Set down all of the data that follows word for word, without the images.

Items from an interface collection:
===

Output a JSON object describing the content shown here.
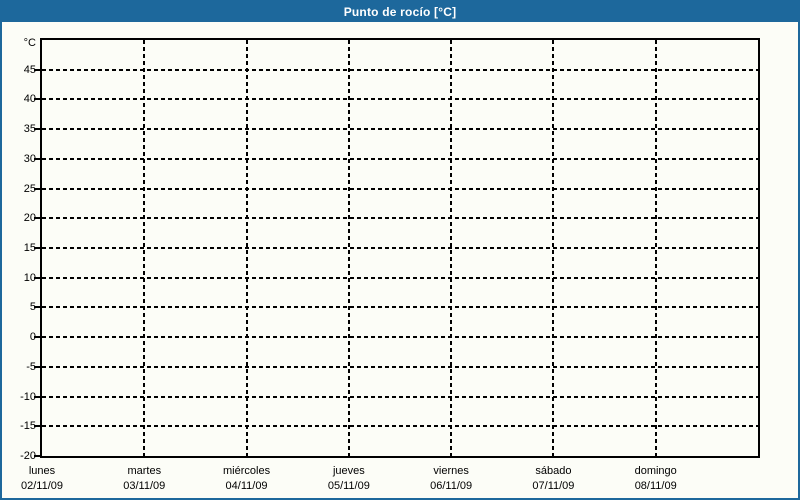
{
  "title": "Punto de rocío [°C]",
  "colors": {
    "titlebar_bg": "#1d689c",
    "window_border": "#1d689c",
    "title_text": "#ffffff",
    "background": "#fcfdf7",
    "axis": "#000000",
    "grid": "#000000",
    "label_text": "#000000"
  },
  "chart_data": {
    "type": "line",
    "title": "Punto de rocío [°C]",
    "xlabel": "",
    "ylabel": "°C",
    "ylim": [
      -20,
      50
    ],
    "ytick_step": 5,
    "yticks": [
      45,
      40,
      35,
      30,
      25,
      20,
      15,
      10,
      5,
      0,
      -5,
      -10,
      -15,
      -20
    ],
    "categories": [
      {
        "day": "lunes",
        "date": "02/11/09"
      },
      {
        "day": "martes",
        "date": "03/11/09"
      },
      {
        "day": "miércoles",
        "date": "04/11/09"
      },
      {
        "day": "jueves",
        "date": "05/11/09"
      },
      {
        "day": "viernes",
        "date": "06/11/09"
      },
      {
        "day": "sábado",
        "date": "07/11/09"
      },
      {
        "day": "domingo",
        "date": "08/11/09"
      }
    ],
    "series": [],
    "grid": "dashed",
    "legend": "none"
  }
}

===

SOLVED EXERCISE:
Output a JSON object describing the content shown here.
{
  "title": "Punto de rocío [°C]",
  "colors": {
    "titlebar_bg": "#1d689c",
    "window_border": "#1d689c",
    "title_text": "#ffffff",
    "background": "#fcfdf7",
    "axis": "#000000",
    "grid": "#000000",
    "label_text": "#000000"
  },
  "chart_data": {
    "type": "line",
    "title": "Punto de rocío [°C]",
    "xlabel": "",
    "ylabel": "°C",
    "ylim": [
      -20,
      50
    ],
    "ytick_step": 5,
    "yticks": [
      45,
      40,
      35,
      30,
      25,
      20,
      15,
      10,
      5,
      0,
      -5,
      -10,
      -15,
      -20
    ],
    "categories": [
      {
        "day": "lunes",
        "date": "02/11/09"
      },
      {
        "day": "martes",
        "date": "03/11/09"
      },
      {
        "day": "miércoles",
        "date": "04/11/09"
      },
      {
        "day": "jueves",
        "date": "05/11/09"
      },
      {
        "day": "viernes",
        "date": "06/11/09"
      },
      {
        "day": "sábado",
        "date": "07/11/09"
      },
      {
        "day": "domingo",
        "date": "08/11/09"
      }
    ],
    "series": [],
    "grid": "dashed",
    "legend": "none"
  }
}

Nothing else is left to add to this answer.